Her first post was about how quitting alcohol could help you lose weight. This time, it’s about cravings.
Take it away, Anne! **
There are lots of factors which scupper diets – but cravings is the biggie.
Cravings cut through willpower like a hot knife through that butter you promised yourself you wouldn’t have.
Banishing your cravings would be a great way to keep your diet (and waistline) on the straight and narrow – but everyone who’s ever succumbed to a post-prandial chocolate bar knows that it’s not as simple as all that.
Curbing cravings is hard work, and you won’t manage it 100% of the time (unless you are a Tibetan monk who spends his time in mind-over-matter meditation).
However, there are a few things you can do to help yourself out:
1 – Wait Ten Minutes
There’s a reason why we call certain cravings “primal” – it’s because they come from a part of your brain that is (in evolutionary terms) very old.
The bad news is that the older parts of your brain are very strong. However, the good news is that they “forget” things pretty quickly.
If you feel a craving coming on, distract yourself for ten minutes (easier said than done, we know, but do your best!). Strange though it may seem, all but the strongest food cravings will dissipate after ten minutes. Unless they’re based in genuine hunger or nutritional need, which brings us to number 2…
2 – Don’t Be Hungry or Thirsty
When your body is in actual need of food or drink, your cravings become ten times more powerful. And, when you’re experiencing the enormous biological imperative to eat, you are far, far less able to resist the urge to eat unhealthily.
If, however, you experience a craving when you’re not actually in need of sustenance, your body has no real incentive to back that craving up. So try and keep yourself fed and watered.
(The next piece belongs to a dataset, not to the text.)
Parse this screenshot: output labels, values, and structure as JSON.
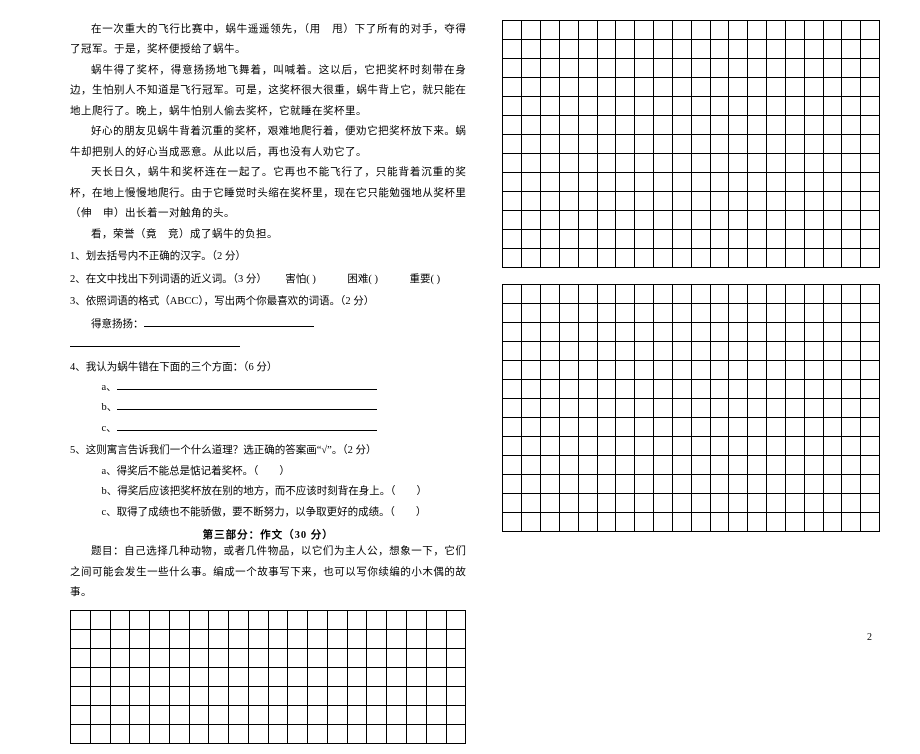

You can do this easily without breaking your diet – fibrous vegetables and pulses will actually make you feel far fuller for far longer than most junk food will, and pure water eliminates thirst more effectively than any soft or caffeinated drink!
3 – Be Happier
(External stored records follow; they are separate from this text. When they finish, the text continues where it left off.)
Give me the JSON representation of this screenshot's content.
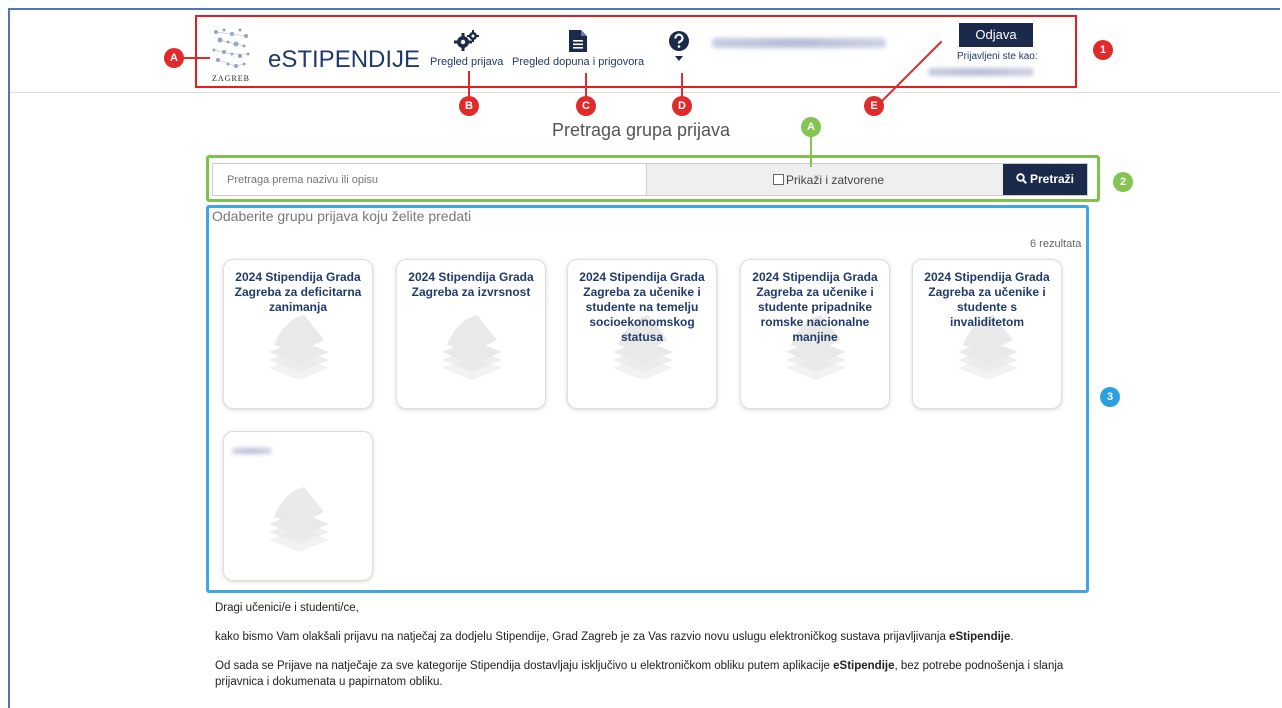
{
  "header": {
    "logo_text": "ZAGREB",
    "app_title": "eSTIPENDIJE",
    "nav": {
      "applications_label": "Pregled prijava",
      "supplements_label": "Pregled dopuna i prigovora"
    },
    "logout_label": "Odjava",
    "logged_in_as_label": "Prijavljeni ste kao:"
  },
  "annotations": {
    "header_letters": [
      "A",
      "B",
      "C",
      "D",
      "E"
    ],
    "header_number": "1",
    "search_letter": "A",
    "search_number": "2",
    "results_number": "3"
  },
  "main": {
    "heading": "Pretraga grupa prijava",
    "search": {
      "placeholder": "Pretraga prema nazivu ili opisu",
      "show_closed_label": "Prikaži i zatvorene",
      "search_button_label": "Pretraži"
    },
    "section_title": "Odaberite grupu prijava koju želite predati",
    "result_count": "6 rezultata",
    "cards": [
      "2024 Stipendija Grada Zagreba za deficitarna zanimanja",
      "2024 Stipendija Grada Zagreba za izvrsnost",
      "2024 Stipendija Grada Zagreba za učenike i studente na temelju socioekonomskog statusa",
      "2024 Stipendija Grada Zagreba za učenike i studente pripadnike romske nacionalne manjine",
      "2024 Stipendija Grada Zagreba za učenike i studente s invaliditetom"
    ]
  },
  "footer": {
    "greeting": "Dragi učenici/e i studenti/ce,",
    "p1_text": "kako bismo Vam olakšali prijavu na natječaj za dodjelu Stipendije, Grad Zagreb je za Vas razvio novu uslugu elektroničkog sustava prijavljivanja ",
    "p1_bold": "eStipendije",
    "p1_end": ".",
    "p2_text": "Od sada se Prijave na natječaje za sve kategorije Stipendija dostavljaju isključivo u elektroničkom obliku putem aplikacije ",
    "p2_bold": "eStipendije",
    "p2_end": ", bez potrebe podnošenja i slanja prijavnica i dokumenata u papirnatom obliku."
  },
  "colors": {
    "accent": "#1b2a4a",
    "annotation_red": "#e12a2a",
    "annotation_green": "#82c553",
    "annotation_blue": "#2aa0de"
  }
}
It may sound hokey, but improving your emotional wellbeing can significantly improve your chances of banishing cravings. That’s one reason why professionals specializing in addiction recovery work so hard to build up their patients’ mental health.
Cravings frequently have a strong emotional component, and many of us have subconsciously “trained” our brains to “self-medicate” with unhealthy foodstuffs. When you’re happier, you’re not only generally mentally stronger, you’re also less likely to emotionally eat.
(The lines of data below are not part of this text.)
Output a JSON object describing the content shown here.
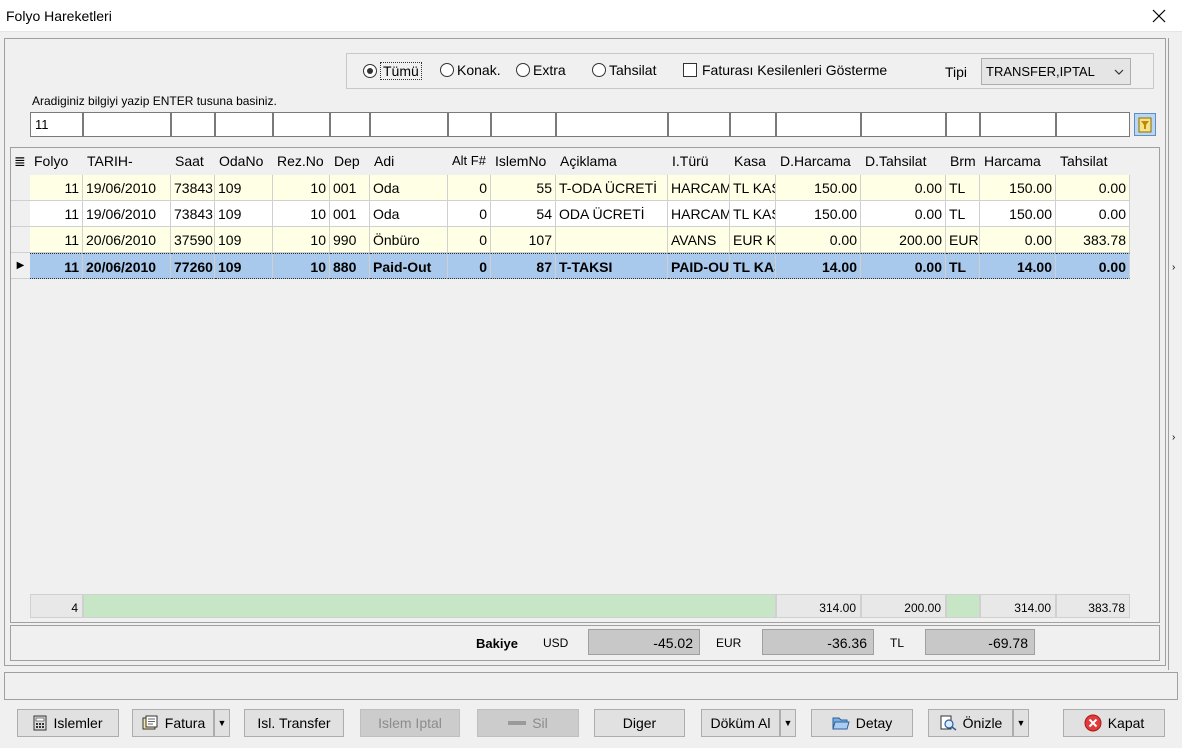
{
  "window": {
    "title": "Folyo Hareketleri"
  },
  "filters": {
    "radios": [
      {
        "label": "Tümü",
        "checked": true
      },
      {
        "label": "Konak.",
        "checked": false
      },
      {
        "label": "Extra",
        "checked": false
      },
      {
        "label": "Tahsilat",
        "checked": false
      }
    ],
    "checkbox_label": "Faturası Kesilenleri Gösterme",
    "tipi_label": "Tipi",
    "tipi_value": "TRANSFER,IPTAL"
  },
  "search": {
    "hint": "Aradiginiz bilgiyi yazip ENTER tusuna basiniz.",
    "first_value": "11"
  },
  "grid": {
    "columns": [
      "Folyo",
      "TARIH-",
      "Saat",
      "OdaNo",
      "Rez.No",
      "Dep",
      "Adi",
      "Alt F#",
      "IslemNo",
      "Açiklama",
      "I.Türü",
      "Kasa",
      "D.Harcama",
      "D.Tahsilat",
      "Brm",
      "Harcama",
      "Tahsilat"
    ],
    "rows": [
      [
        "11",
        "19/06/2010",
        "73843",
        "109",
        "10",
        "001",
        "Oda",
        "0",
        "55",
        "T-ODA ÜCRETİ",
        "HARCAMA",
        "TL KASA",
        "150.00",
        "0.00",
        "TL",
        "150.00",
        "0.00"
      ],
      [
        "11",
        "19/06/2010",
        "73843",
        "109",
        "10",
        "001",
        "Oda",
        "0",
        "54",
        "ODA ÜCRETİ",
        "HARCAMA",
        "TL KASA",
        "150.00",
        "0.00",
        "TL",
        "150.00",
        "0.00"
      ],
      [
        "11",
        "20/06/2010",
        "37590",
        "109",
        "10",
        "990",
        "Önbüro",
        "0",
        "107",
        "",
        "AVANS",
        "EUR KASA",
        "0.00",
        "200.00",
        "EUR",
        "0.00",
        "383.78"
      ],
      [
        "11",
        "20/06/2010",
        "77260",
        "109",
        "10",
        "880",
        "Paid-Out",
        "0",
        "87",
        "T-TAKSI",
        "PAID-OUT",
        "TL KASA",
        "14.00",
        "0.00",
        "TL",
        "14.00",
        "0.00"
      ]
    ],
    "footer": {
      "count": "4",
      "d_harcama": "314.00",
      "d_tahsilat": "200.00",
      "harcama": "314.00",
      "tahsilat": "383.78"
    }
  },
  "bakiye": {
    "label": "Bakiye",
    "usd_label": "USD",
    "usd_value": "-45.02",
    "eur_label": "EUR",
    "eur_value": "-36.36",
    "tl_label": "TL",
    "tl_value": "-69.78"
  },
  "buttons": {
    "islemler": "Islemler",
    "fatura": "Fatura",
    "isl_transfer": "Isl. Transfer",
    "islem_iptal": "Islem Iptal",
    "sil": "Sil",
    "diger": "Diger",
    "dokum_al": "Döküm Al",
    "detay": "Detay",
    "onizle": "Önizle",
    "kapat": "Kapat"
  }
}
Of course, improving your mental and emotional wellbeing is by no means something you can do “just like that”. It may require a lot of work, and perhaps professional help. But it’s worth bearing in mind if you’re really struggling to beat your cravings.
4 – Don’t Eat “Diet” Foods
Low calorie/no sugar options are great when you need a quick snack or drink but don’t want to break your diet. However, trying to lose weight by replacing your usual foods with diet versions of the same is unlikely to get you very far.
Scientists have discovered that those who consume a lot of “diet” or “sugar-free” foods are far more vulnerable to cravings than they may otherwise have been.
Nobody is sure why this should be, but scientists speculate that the artificial sweeteners etc used in diet options makes the body believe that it’s going to get a decent blood sugar boost, or a lot to digest. It prepares itself accordingly – but then never receives the payoff. It then urgently signals you to give it the fat or sugar it’s been led to believe it’s getting, resulting in enormous cravings.
While there is definitely a place for low calorie/sugar free options in a diet, you should treat them with some caution!
5 – Exercise
If you feel a craving coming on – quickly drop and do some press ups. Or go for a walk, or hit the treadmill, or whatever floats your exercise boat.
Research consistently shows that exercise is one of the best ways to combat cravings. There are a couple of reasons for this.
For one, while your brain is concentrating on working your muscles, it diverts resources from your stomach and digestion. Which in turn stops your stomach from contributing its part to your cravings.
For another, it is a really good way to distract yourself for the ten minutes or so it takes for most cravings to lose their power (see point one).
Best of all, exercise burns calories, so you won’t feel guilty about adding a few extra (healthy!) items to your next meal.